Method: We utilize the National Longitudinal Survey of Youth 1997 (NLSY97), which is the only national dataset that provides detailed reliable information on family wealth, SAT score, and college attendance. The study sample drawn from the NLSY97 consists of children who reported that they had taken the SAT between 1996 and 2003 (N=3,216). We construct wealth variables measuring illiquid assets, liquid assets, and debt. For statistical analysis, we use structural equation modeling (SEM) with SAT scores (verbal and math) serving as indicators of scholastic ability. SEM enables us to simultaneously estimate both direct and indirect effects on college attendance. Results: The SEM results support the ability hypothesis rather than the borrowing constraints hypothesis. Although, as expected, the liquid and illiquid assets have a positive effect, the direct effects are not significant. On the other hand, a family wealth measure, liquid assets shows a meaningful, indirect effect on college attendance through SAT (Odds ratio: 1.014, p<.05). Finally, although it is not of primary interest, family income, a traditional way to measure economic resources, is found to have a direct effect on college attendance (Odds ratio: 1.074, p<.05).

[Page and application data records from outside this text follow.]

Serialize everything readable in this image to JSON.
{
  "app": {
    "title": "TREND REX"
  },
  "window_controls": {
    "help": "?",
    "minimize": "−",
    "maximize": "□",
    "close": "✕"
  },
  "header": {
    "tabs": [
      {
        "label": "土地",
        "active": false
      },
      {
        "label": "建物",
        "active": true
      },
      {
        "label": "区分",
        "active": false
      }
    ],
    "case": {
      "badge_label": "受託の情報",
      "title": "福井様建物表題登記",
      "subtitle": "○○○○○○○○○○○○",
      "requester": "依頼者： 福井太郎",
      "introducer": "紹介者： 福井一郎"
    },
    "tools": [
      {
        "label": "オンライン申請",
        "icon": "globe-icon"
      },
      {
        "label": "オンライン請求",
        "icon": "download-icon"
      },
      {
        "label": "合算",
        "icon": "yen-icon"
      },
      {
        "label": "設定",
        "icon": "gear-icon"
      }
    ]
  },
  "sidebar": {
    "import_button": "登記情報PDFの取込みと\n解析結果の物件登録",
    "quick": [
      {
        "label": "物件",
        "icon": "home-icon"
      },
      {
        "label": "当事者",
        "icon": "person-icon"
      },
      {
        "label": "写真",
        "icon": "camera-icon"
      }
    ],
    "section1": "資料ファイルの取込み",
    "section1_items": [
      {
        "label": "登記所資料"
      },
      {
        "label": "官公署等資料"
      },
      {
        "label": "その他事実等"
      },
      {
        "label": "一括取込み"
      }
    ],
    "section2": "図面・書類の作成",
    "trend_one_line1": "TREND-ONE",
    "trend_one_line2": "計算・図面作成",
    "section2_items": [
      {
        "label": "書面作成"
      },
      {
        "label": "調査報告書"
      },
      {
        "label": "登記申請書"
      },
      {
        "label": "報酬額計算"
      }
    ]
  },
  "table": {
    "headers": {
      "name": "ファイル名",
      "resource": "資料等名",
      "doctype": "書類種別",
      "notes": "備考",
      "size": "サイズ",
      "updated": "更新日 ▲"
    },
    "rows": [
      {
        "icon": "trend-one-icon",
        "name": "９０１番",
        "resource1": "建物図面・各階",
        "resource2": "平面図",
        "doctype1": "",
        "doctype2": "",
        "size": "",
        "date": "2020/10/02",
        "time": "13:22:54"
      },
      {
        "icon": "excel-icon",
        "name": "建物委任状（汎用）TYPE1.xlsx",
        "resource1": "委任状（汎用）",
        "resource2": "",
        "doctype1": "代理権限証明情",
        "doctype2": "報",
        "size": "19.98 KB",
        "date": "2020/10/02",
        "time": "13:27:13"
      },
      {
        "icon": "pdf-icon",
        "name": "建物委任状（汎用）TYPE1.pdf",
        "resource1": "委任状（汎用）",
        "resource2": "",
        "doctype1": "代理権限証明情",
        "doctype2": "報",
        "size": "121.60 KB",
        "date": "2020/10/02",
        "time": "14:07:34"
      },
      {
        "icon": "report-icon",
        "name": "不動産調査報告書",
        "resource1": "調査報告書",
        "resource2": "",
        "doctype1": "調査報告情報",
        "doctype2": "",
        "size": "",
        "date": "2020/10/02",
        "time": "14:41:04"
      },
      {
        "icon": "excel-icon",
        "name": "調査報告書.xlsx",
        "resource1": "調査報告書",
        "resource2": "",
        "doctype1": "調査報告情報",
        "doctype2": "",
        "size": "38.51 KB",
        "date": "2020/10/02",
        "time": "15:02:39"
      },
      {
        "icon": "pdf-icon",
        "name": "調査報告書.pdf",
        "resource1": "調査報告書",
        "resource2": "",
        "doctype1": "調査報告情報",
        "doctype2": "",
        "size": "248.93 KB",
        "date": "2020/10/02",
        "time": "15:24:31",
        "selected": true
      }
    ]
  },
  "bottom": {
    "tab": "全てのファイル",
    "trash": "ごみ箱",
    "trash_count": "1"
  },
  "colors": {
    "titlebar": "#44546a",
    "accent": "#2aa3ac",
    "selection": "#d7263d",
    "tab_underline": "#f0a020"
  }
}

Conclusions and implications: This study suggests that family wealth, especially liquid assets which are easily convertible, is important for children's cognitive development, which is a strong predictor of post-secondary education. This finding suggests that it is important to enhance programs designed to encourage poor families to accumulate assets to promote educational achievement of their children. It should also be noted that given the observed direct effect of family income on college attendance, this study does not contradict current policy which helps youth from lower income families finance post-secondary education through borrowing.